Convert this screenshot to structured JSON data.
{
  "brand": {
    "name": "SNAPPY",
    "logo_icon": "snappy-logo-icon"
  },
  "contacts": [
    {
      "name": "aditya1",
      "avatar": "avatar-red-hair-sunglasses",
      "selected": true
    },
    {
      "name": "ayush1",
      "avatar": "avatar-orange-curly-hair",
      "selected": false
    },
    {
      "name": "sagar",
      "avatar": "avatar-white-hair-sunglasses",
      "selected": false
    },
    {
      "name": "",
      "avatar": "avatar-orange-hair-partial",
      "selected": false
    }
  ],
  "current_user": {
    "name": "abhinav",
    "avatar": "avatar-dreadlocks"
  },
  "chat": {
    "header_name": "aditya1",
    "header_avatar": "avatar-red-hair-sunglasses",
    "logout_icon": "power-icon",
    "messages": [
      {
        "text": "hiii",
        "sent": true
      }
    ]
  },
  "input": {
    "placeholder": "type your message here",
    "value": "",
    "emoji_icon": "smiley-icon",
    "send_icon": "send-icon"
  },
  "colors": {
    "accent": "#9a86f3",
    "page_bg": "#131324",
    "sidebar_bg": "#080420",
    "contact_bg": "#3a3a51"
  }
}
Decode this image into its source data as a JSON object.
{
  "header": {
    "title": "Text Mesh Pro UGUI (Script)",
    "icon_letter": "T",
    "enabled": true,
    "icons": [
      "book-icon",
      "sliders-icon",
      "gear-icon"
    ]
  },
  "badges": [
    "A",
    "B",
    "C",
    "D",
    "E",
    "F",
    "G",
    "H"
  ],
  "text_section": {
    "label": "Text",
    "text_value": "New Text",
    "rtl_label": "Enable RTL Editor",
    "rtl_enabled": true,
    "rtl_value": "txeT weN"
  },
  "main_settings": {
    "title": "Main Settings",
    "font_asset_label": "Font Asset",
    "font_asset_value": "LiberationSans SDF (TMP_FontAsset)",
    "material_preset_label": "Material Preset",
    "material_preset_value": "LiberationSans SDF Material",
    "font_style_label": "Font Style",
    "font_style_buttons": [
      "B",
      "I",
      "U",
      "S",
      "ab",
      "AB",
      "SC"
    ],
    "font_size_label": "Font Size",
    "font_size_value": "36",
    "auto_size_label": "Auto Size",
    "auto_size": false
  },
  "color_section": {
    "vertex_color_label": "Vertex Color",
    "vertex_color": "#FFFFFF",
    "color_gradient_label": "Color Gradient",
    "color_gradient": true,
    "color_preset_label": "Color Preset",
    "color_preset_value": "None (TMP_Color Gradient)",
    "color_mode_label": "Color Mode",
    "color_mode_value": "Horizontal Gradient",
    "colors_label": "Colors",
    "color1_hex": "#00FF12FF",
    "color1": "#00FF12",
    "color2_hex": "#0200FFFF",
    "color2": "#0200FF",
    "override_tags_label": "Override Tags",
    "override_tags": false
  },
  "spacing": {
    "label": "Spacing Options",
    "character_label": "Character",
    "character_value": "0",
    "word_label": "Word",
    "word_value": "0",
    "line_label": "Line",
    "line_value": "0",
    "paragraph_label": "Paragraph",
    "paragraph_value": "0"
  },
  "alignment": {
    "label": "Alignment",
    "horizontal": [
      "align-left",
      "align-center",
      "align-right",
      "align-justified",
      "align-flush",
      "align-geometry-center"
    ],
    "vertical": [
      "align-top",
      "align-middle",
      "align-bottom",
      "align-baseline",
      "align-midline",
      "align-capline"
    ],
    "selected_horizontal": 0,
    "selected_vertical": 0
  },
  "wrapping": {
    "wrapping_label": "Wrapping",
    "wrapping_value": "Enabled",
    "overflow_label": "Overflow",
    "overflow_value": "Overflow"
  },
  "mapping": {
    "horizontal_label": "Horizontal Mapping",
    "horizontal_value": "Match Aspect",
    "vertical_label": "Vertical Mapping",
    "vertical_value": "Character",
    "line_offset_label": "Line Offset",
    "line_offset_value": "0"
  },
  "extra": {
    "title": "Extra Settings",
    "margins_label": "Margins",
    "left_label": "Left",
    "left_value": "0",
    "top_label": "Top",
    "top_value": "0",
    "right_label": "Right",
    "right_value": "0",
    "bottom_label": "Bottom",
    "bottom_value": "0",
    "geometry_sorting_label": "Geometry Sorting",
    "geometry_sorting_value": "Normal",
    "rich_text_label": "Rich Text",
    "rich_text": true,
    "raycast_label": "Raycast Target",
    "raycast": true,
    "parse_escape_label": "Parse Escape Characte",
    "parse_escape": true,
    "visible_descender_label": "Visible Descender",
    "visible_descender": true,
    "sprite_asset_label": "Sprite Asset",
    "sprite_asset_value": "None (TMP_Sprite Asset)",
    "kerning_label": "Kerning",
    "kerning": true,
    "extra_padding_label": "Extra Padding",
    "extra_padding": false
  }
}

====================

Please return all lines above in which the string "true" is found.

### Answer to the problem
      "selected": true
        "sent": true
    "enabled": true,
    "rtl_enabled": true,
    "color_gradient": true,
    "rich_text": true,
    "raycast": true,
    "parse_escape": true,
    "visible_descender": true,
    "kerning": true,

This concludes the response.